As part of the event “Renewable Energy: Sharing the Experience of Mesoamerica and the Caribbean” held in Santa Marta, Adriana M. Valencia, a specialist in the Energy Division of the Inter-American Development Bank (IDB), spoke with APC-Colombia about the progress and challenges in Latin America and the Caribbean seen in the development of unconventional sources of renewable energy. To read the full interview in Spanish, click here.
What is the potential of Latin America and the Caribbean in the development of renewable energy and how it has begun to be exploited?
Adriana Valencia: The potential of renewable energy in Latin America and the Caribbean far exceeds demand. The largest renewable power source has been hydropower, which generates over 64% of energy in the region according to the International Energy Agency. Still, studies estimate that more than 70% of technical hydro potential is still untapped in the region.
However, the large hydroelectric dams present challenges involving climate variability (drought periods), their impact on ecosystems and land use and community involvement.
Small hydropower plants with a capacity below 20 megawatts (MW) without storage have advantages over large-scale generation, both from hydroelectric and fossil fuels. This technology tends to be appropriate in rural areas where costs can be reduced to avoid the cost of fuel and transport of these and ideally can be maintained by the local community at a low cost.
The potential of these technologies and renewable resources has already begun to be exploited in Latin America and the Caribbean. According to a new report by the Multilateral Investment Fund (MIF) and other partners, at the end of 2014, 11% (39 GW) of 352 GW installed in Latin America and the Caribbean were represented by biomass, wind power (almost 10 GW ), solar power generation projects (0.5 GW) and geothermal, and mini-hydro.
What are those lessons we can learn from Mesoamerica and the Caribbean about the development of unconventional renewable energy?
Adriana Valencia: Renewable energy has not competed on equal footing with conventional energy. Its implementation has encountered many obstacles, such as fossil fuel subsidies, coal prices that do not reflect the social and environmental costs, fuel surcharges on electricity prices that transfer the risk of prices from suppliers to consumers, and infrastructure and regulations designed for conventional energy.
Thus, one of the first lessons is about the impact of fossil fuel subsidies. Attention should be paid to evaluating the opportunity cost represented by subsidies since they do not encourage energy saving and do not allow renewable energy to compete on an equitable basis.
What is the new market for sustainable energy?
Adriana Valencia: This is a program and platform called the Sustainable Energy Marketplace to support the development of renewable energy projects in Latin America and the Caribbean. The program is available to those involved in developing, financing, and maintaining sustainable energy projects in Latin America and the Caribbean.

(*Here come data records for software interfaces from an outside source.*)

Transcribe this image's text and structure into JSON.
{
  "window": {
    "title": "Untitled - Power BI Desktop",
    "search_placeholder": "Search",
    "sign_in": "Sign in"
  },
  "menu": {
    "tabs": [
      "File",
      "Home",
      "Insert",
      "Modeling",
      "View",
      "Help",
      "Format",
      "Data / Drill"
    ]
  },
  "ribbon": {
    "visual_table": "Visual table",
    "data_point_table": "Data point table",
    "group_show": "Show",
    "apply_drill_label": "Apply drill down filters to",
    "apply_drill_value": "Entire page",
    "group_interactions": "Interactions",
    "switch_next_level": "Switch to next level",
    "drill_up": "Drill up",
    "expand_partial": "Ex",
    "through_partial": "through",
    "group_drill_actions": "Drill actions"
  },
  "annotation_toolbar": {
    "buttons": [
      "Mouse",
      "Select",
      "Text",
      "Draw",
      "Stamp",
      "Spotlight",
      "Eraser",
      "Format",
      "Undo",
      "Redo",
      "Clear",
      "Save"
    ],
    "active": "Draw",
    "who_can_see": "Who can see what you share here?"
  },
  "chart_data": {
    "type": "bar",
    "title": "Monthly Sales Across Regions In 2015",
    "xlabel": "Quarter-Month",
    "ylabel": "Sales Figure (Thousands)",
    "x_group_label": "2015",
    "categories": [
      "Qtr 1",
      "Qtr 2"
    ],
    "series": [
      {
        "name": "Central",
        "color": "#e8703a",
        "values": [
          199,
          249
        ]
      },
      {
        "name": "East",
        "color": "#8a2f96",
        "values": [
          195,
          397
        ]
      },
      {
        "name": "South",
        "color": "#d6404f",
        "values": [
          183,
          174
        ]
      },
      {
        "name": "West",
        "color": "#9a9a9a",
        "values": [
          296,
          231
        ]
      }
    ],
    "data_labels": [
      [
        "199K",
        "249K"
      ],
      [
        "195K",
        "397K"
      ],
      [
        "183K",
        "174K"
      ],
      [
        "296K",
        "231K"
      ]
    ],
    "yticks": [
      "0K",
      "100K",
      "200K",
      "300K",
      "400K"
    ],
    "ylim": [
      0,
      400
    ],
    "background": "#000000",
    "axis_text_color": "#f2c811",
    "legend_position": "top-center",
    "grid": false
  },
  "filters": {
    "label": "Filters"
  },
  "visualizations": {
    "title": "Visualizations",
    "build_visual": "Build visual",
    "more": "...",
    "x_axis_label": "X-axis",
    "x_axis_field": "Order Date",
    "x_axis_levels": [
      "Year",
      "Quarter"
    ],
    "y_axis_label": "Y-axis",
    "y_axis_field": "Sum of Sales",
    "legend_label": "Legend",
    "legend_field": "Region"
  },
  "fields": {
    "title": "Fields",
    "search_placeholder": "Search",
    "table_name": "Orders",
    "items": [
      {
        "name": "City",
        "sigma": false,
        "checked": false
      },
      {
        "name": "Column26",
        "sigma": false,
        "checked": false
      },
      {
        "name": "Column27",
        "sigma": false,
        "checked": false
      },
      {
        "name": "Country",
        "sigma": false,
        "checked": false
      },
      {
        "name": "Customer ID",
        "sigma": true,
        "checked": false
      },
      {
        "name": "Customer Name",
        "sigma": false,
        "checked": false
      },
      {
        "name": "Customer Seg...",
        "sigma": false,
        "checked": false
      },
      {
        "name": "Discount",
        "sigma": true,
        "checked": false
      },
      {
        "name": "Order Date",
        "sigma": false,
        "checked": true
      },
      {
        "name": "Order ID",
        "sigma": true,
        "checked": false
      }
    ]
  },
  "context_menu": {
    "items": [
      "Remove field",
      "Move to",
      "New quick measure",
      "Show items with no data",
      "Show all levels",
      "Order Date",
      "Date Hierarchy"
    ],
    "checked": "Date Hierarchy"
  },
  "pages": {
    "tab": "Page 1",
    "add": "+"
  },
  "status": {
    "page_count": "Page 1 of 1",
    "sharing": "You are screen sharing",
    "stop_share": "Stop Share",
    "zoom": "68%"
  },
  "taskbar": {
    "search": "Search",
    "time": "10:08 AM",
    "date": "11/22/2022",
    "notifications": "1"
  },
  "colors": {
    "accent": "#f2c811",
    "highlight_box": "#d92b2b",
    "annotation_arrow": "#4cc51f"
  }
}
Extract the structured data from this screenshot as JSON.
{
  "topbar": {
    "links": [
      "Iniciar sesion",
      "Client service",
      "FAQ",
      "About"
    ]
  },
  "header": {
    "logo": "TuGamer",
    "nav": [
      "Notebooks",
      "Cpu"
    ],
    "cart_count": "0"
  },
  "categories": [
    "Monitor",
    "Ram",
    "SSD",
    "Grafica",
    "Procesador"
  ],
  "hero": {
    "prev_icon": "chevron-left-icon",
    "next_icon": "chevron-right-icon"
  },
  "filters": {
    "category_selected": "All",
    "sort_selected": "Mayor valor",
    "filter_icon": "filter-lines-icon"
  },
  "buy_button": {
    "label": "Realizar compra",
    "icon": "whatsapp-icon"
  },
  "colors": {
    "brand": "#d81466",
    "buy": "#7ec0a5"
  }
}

This platform was developed by the International Renewable Energy Agency (IRENA) with support from the IDB. The platform is free to project owners, governments, financiers, and service and technology providers, and it aims to help develop and promote new investments in renewable energy projects. The platform will provide public information to evaluate project opportunities related to financing development projects and provision of services and technology.
The Inter-American Development Bank is the first financial institution to provide a grant opportunity using the Sustainable Energy Marketplace. To qualify for funding, projects must meet minimum eligibility criteria and be registered on the market before March 1, 2016. Projects will be evaluated and selected by a technical team from the IDB. Those selected will be eligible for services worth up to $50,000 from a specialized consulting firm. This company will provide support to help the winners develop reports related to social, environmental, financial, technical, economic feasibility, due diligence, legal structuring, or other related topics. More information can be found on this page.